The way this worked here was that people bought the BitConnect coins with BitCoins, and then “lent” it to the BitConnect platform. At the end of it, investors wouldn’t get back their money in BitCoins, but the BitConnect coin – which is pretty much worthless everywhere else.

So what happened was that BitConnect grew so big that it attracted media attention, and people rightfully called it out for what it was. Due this and the recent Bitcoin crash then, they decided to close their platform, presumably keeping a lot of the Bitcoins that people gave them for their worthless cryptocurrency.

If photons (particles of light) have zero mass, how can they exist?

It’s very natural here on Earth to equate the word “mass” with the word “weight.” In fact, in our everyday lives, we can usually get away with using the two terms interchangeably. A massive thing is also going to be heavy.

It’s actually more accurate to define mass as “how much work it takes to push the thing down the road.” Again, very similar to “weight,” just a subtle distinction.

If I’m trying to push an elephant on roller skates down the road, and attain a speed of, say, 35 miles per hour, I have to do a lot of work.

I can either do this work all at once, maybe by firing the elephant out of a cannon, or I can spread the work out over time, pushing the elephant gradually faster and faster until the desired speed is attained.

Later, I can calculate how much work it took to get my elephant up to speed. (There are measurements for this stuff like joules and newtons.) In the end, I will find that, regardless of my method — either shooting the elephant out of a cannon, or slowly pushing it — the amount of work required to reach 35 miles per hour was exactly the same. It takes a certain, specific amount of work to get an object of a certain mass up to a certain speed.

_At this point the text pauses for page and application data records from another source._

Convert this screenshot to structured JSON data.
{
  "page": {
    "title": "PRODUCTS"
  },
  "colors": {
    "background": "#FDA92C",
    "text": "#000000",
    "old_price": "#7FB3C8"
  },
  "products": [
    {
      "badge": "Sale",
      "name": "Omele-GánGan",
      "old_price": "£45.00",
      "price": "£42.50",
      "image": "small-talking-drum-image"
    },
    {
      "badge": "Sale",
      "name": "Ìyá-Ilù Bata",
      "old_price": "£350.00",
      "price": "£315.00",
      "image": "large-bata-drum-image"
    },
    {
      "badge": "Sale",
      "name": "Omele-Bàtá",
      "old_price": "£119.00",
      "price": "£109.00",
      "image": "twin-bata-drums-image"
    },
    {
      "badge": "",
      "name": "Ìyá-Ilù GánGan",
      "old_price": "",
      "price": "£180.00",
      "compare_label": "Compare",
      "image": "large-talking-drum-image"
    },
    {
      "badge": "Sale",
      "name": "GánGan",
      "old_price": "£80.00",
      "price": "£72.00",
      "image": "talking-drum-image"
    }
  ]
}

With a massless object / particle like a photon, there’s no work required at all. The photon does not have to “explode” out of its flashlight as though it was shot from a cannon, it does not have to gradually accelerate over time, it’s already there. The “work,” in a sense, has already been done. That is also the reason photons are always moving at 300,000 km/s. They never speed up or slow down, they pop into being already traveling at the speed of light.